John Houde, PhD., UCSF, CA, USA. “MEG correlates of Spasmodic Dysphonia? (Writer's cramp of the larynx)”
Tim Roberts PhD., CHOP, Philadelphia, PA., USA. “Multimodal and Developmental Studies of Auditory Processing in ASD and Related Genetic Disorders”

  • ISACM/BIOMAG III: Sensorimotor Responses in MEG: Developmental Trends and Advanced Clinical Applications
    Chair:  William Gaetz, Children’s Hospital of Philadelphia, USA
    Date and Time: Thursday Oct. 6, 08:30-10:30
    : 103
    Symposium Summary

Somatosensory and motor responses (i.e., sensorimotor responses) are among the most well-studied signals of the human brain.  In addition to the measurement of resting mu (~11Hz) and beta rhythms (15-30Hz), a variety of different experimental paradigms are now available to identify these cortical areas and associated networks.  However, much less is known about how these sensorimotor signals change with development, and the clinical utility of these measures (in children and adults) is constantly evolving.
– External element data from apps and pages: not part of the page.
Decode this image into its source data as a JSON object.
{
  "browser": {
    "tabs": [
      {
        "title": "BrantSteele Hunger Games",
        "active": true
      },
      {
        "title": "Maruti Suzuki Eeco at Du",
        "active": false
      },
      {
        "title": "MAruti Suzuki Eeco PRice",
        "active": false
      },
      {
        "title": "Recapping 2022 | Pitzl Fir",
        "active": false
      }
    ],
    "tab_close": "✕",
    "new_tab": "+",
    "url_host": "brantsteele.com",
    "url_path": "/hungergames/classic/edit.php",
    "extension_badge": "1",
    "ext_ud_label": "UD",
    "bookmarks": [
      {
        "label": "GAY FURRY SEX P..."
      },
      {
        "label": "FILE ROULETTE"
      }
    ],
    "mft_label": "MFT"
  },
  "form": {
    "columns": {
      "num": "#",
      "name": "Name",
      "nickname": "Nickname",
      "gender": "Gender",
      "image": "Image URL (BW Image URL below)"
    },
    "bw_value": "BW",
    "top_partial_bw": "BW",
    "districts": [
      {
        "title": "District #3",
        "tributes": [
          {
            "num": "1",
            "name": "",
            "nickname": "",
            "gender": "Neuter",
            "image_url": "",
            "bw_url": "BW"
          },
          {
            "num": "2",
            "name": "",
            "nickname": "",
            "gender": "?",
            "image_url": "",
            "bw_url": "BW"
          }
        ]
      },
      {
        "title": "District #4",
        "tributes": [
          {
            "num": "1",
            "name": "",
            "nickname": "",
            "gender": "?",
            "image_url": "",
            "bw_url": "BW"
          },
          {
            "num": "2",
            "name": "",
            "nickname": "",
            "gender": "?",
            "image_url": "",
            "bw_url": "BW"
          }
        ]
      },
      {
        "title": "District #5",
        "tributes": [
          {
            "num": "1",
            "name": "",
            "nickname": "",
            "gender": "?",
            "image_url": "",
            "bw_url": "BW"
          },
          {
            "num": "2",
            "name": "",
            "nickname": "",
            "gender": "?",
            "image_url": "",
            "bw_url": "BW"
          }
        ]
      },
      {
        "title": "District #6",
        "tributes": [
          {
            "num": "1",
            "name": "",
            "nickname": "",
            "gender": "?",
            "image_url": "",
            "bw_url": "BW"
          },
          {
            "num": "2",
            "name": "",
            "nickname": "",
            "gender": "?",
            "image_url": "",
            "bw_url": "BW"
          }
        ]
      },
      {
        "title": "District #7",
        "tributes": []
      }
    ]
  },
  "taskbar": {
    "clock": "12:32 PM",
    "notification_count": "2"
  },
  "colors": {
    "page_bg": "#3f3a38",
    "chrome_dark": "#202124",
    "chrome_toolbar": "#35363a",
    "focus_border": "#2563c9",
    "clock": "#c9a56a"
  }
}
As a result, researchers and clinicians now have numerous experimental choices available for robust assessment of sensorimotor responses, both for research as well as for pre and post surgical functional mapping.
In this symposium, we begin with a demonstration of how resting sensorimotor beta-band rhythms change over the life-span, and how these developmental trends have implications for both source localization methods as well as the interpretation of results. Next we learn how the measurement of sensorimotor responses can be used to gain insight into challenging clinical pediatric populations such as children with Friedreich’s Ataxia, and Cerebral Palsy. We next turn to a novel case demonstrating the dynamics of sensorimotor plasticity in a pediatric patient following bilateral hand transplantation. Finally, we explore the current and advanced clinical methods used for pre-surgical mapping of eloquent sensorimotor areas and preserving post-surgical function in the state-of-the-art clinical setting.

Elizabeth Heinrichs-Graham, PhD., University of Nebraska Medical Center. "Is an absolute level of cortical beta suppression required for proper movement?"
Gilles Naeije M.D., Université libre de Bruxelles, Belgium. “Investigation of proprioceptive pathways degeneration in Friedreich’s Ataxia using cortico-kinematic coherence”
Christos Papadelis, PhD., Boston Children's Hospital, Mass., USA “Multi-modal neuroimaging in cerebral palsy children to assess cortical reorganization in relation to upper limb function”
William Gaetz PhD., Children’s Hospital of Philadelphia, USA.  “Sensorimotor reorganization in a child with bilateral hand transplants”
Chun Kee Chung, M.D., Ph.D., Seoul National University, Korea. “Pre-surgical measurement of oscillatory activity in sensorimotor cortex"